$ docker -v
> Docker version 24.0.2, build cb74dfcd85
$ docker-compose -v
> Docker Compose version v2.12.1
Docker Compose comes bundled with Docker Desktop for Windows and macOS, while Linux users can install it separately. Once you have everything set up, create a new directory for your project and navigate into it.
Defining the Docker Compose File: In your project directory, create a file called
docker-compose.yml and open it in a text editor. This file will contain the configuration for your Docker Compose environment. Start by specifying the version at the top of the file:
Let's define the services we want to run using Docker Compose. In our example, we'll have two services: a PostgreSQL database and a Redis cache. Add the following code to your
dbservice is based on the latest PostgreSQL image. We specify that it should always restart and mount a local directory (
./postgres-data) as the data volume for persistent storage.
5432on the host machine is mapped to port
dbservice container, allowing us to access the PostgreSQL database externally.
Environment variables are set to configure the PostgreSQL instance.
redisservice is based on the latest Redis image. It also restarts automatically, and port
6379on the host machine is mapped to port
docker-compose.yml file and return to your terminal. To start the defined services, use the following command in your project directory:
$ docker-compose up
$ # docker-compose up --build -d
Docker Compose will download the necessary images (if not already present) and start the containers. You'll see the output from each service, and you can monitor their logs in real-time.
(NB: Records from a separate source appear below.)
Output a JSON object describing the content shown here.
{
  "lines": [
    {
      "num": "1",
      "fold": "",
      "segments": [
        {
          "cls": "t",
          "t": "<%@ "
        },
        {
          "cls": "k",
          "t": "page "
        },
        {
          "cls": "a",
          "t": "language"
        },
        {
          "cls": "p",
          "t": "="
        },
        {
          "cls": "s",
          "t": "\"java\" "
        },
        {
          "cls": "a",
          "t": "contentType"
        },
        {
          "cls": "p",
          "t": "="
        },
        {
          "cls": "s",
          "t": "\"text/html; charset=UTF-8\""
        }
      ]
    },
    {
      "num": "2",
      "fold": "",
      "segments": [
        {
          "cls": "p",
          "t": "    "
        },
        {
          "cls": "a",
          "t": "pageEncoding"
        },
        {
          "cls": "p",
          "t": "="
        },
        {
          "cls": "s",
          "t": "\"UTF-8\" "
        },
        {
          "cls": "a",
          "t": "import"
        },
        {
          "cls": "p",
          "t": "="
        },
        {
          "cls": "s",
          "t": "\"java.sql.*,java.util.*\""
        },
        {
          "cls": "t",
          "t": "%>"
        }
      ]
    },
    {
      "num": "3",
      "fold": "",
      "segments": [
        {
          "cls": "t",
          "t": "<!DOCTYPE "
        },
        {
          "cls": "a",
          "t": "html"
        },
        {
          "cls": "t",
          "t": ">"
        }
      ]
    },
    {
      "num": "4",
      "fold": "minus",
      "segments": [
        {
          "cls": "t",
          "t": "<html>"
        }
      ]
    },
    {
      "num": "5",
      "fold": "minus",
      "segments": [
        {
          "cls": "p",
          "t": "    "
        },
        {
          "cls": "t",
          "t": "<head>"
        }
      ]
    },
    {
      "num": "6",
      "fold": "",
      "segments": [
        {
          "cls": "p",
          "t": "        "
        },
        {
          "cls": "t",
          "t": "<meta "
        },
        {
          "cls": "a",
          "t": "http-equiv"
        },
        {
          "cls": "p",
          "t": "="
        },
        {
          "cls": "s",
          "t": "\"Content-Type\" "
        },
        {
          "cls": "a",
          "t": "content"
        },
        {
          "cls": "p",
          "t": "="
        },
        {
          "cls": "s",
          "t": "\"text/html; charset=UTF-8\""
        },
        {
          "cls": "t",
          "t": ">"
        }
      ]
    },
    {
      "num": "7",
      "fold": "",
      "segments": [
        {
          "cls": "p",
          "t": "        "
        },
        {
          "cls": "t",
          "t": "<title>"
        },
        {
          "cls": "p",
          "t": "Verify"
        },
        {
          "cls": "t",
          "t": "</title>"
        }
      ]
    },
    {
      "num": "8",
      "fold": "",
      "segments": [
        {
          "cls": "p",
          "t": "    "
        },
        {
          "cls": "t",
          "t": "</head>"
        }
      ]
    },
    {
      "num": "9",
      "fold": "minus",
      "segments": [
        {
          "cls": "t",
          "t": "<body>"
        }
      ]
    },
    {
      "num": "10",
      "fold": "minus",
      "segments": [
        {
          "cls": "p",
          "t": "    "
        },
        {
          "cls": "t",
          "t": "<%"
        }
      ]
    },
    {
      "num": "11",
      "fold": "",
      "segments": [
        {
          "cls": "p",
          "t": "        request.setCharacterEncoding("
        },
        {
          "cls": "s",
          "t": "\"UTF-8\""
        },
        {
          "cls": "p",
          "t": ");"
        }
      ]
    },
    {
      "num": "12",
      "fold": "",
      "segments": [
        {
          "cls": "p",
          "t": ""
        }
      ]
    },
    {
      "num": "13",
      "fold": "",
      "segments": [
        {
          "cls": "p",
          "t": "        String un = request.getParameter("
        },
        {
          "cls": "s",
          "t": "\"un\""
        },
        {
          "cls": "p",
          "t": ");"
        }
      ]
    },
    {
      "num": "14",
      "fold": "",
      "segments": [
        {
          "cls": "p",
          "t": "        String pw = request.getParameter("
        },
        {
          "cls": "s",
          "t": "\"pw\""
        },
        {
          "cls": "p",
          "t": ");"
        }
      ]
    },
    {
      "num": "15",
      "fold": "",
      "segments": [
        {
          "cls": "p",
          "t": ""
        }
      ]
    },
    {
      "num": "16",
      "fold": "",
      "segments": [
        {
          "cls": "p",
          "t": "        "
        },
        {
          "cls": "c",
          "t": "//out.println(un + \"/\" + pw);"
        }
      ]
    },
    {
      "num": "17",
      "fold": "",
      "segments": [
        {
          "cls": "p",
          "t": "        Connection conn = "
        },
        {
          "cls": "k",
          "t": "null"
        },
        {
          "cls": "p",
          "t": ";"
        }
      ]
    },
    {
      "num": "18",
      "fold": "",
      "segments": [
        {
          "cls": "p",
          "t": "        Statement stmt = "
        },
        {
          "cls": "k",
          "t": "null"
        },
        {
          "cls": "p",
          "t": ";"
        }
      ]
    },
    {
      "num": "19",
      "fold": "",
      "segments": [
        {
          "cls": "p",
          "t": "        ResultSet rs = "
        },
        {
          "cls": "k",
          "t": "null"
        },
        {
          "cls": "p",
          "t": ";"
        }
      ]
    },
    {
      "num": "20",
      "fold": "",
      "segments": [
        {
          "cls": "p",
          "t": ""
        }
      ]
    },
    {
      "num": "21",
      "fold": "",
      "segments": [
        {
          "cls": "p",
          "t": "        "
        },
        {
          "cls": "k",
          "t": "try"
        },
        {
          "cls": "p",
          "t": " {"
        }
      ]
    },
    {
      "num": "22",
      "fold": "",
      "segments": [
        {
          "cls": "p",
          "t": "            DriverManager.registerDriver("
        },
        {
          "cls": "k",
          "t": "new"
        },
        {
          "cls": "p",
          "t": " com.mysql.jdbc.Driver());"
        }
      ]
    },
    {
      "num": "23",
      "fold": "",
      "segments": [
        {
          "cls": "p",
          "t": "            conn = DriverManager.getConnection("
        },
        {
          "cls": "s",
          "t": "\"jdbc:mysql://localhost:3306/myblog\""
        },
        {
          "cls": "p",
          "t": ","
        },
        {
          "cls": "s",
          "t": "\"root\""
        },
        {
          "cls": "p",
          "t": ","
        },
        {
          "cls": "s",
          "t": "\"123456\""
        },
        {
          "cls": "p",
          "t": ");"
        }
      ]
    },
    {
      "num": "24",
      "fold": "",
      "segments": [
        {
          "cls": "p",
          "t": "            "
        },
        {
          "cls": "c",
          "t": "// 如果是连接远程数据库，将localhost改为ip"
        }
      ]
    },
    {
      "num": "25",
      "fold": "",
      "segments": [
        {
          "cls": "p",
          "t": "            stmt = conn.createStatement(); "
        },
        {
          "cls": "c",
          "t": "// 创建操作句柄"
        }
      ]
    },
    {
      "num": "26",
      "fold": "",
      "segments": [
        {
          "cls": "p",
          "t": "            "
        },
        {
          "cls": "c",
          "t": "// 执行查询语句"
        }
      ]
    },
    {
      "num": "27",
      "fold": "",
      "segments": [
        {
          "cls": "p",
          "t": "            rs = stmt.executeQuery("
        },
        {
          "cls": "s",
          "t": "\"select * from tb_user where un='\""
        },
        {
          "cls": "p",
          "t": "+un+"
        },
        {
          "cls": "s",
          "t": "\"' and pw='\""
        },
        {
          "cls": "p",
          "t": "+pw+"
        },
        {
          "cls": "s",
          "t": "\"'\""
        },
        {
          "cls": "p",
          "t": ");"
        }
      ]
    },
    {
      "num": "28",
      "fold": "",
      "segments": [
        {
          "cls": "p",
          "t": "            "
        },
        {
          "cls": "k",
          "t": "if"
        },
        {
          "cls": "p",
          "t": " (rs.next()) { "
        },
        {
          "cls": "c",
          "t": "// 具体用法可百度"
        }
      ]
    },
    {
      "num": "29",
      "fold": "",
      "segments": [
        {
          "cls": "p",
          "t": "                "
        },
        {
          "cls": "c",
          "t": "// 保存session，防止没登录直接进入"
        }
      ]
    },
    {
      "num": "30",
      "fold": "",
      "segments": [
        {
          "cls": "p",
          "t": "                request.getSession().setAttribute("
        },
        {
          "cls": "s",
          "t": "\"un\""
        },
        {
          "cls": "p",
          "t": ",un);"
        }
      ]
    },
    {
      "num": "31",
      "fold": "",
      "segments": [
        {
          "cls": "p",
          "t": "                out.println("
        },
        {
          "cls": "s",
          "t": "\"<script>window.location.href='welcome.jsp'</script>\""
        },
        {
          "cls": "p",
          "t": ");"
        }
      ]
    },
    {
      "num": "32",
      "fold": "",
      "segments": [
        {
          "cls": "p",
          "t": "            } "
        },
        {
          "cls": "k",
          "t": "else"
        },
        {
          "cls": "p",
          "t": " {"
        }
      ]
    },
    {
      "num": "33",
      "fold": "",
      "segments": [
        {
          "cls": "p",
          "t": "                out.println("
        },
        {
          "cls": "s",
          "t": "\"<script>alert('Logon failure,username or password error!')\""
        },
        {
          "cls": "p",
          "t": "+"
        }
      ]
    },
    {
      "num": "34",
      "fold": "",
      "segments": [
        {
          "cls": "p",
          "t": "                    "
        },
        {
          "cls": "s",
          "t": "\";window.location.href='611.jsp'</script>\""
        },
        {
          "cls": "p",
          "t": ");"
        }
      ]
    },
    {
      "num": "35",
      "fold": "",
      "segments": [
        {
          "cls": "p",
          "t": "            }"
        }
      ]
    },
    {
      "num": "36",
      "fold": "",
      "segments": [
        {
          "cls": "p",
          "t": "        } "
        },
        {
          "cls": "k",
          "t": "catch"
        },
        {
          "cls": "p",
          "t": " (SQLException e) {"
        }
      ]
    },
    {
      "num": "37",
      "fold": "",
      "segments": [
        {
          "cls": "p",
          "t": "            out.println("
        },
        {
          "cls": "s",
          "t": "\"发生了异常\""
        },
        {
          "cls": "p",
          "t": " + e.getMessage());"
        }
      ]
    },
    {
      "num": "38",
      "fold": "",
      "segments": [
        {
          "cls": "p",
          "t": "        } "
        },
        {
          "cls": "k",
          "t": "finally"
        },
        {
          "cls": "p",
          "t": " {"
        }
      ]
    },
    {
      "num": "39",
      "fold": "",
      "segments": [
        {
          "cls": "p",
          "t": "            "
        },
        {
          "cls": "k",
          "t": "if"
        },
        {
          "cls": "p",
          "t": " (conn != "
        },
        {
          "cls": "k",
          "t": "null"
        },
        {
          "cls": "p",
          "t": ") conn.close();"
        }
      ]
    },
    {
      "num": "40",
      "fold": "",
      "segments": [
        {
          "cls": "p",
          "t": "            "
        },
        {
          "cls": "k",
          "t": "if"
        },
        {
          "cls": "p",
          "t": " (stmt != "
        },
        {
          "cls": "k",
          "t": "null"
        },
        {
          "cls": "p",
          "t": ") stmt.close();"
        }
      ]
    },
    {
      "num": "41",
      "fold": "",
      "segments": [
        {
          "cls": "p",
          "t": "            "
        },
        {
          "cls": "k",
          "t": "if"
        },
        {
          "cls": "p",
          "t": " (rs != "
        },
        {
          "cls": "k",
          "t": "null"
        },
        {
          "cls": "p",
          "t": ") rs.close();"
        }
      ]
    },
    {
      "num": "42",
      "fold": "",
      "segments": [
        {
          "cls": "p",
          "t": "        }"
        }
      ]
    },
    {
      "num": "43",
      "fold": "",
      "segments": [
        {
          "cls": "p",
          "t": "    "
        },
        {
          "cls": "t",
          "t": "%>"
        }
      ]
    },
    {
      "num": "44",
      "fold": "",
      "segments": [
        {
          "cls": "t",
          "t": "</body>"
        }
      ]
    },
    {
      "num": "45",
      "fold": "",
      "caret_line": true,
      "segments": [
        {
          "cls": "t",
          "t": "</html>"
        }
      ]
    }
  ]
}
Accessing the Services: With the services up and running, you can access them from your development environment. For example, you can connect to the PostgreSQL database using your preferred database client and the following connection details:
Similarly, you can connect to the Redis cache using
localhost and port
To verify connectivity, you can use the following URLs:
These URLs can be directly used in your application code or database clients to establish connections with the Redis and PostgreSQL databases. Make sure that the Docker Compose services are running, and then test the connections. If you encounter any connection errors, double-check the URLs and ensure that the services are running correctly. Verifying connectivity at this stage will help ensure smooth development without any connectivity issues.
Docker Compose is a powerful tool for managing multi-container applications in a development environment. It simplifies the setup and configuration of complex application stacks, allowing developers to focus on building their applications rather than managing dependencies. In this blog post, we explored a simple example with a PostgreSQL database and a Redis cache, but Docker Compose can be used for a wide range of application architectures.
Take care of your health!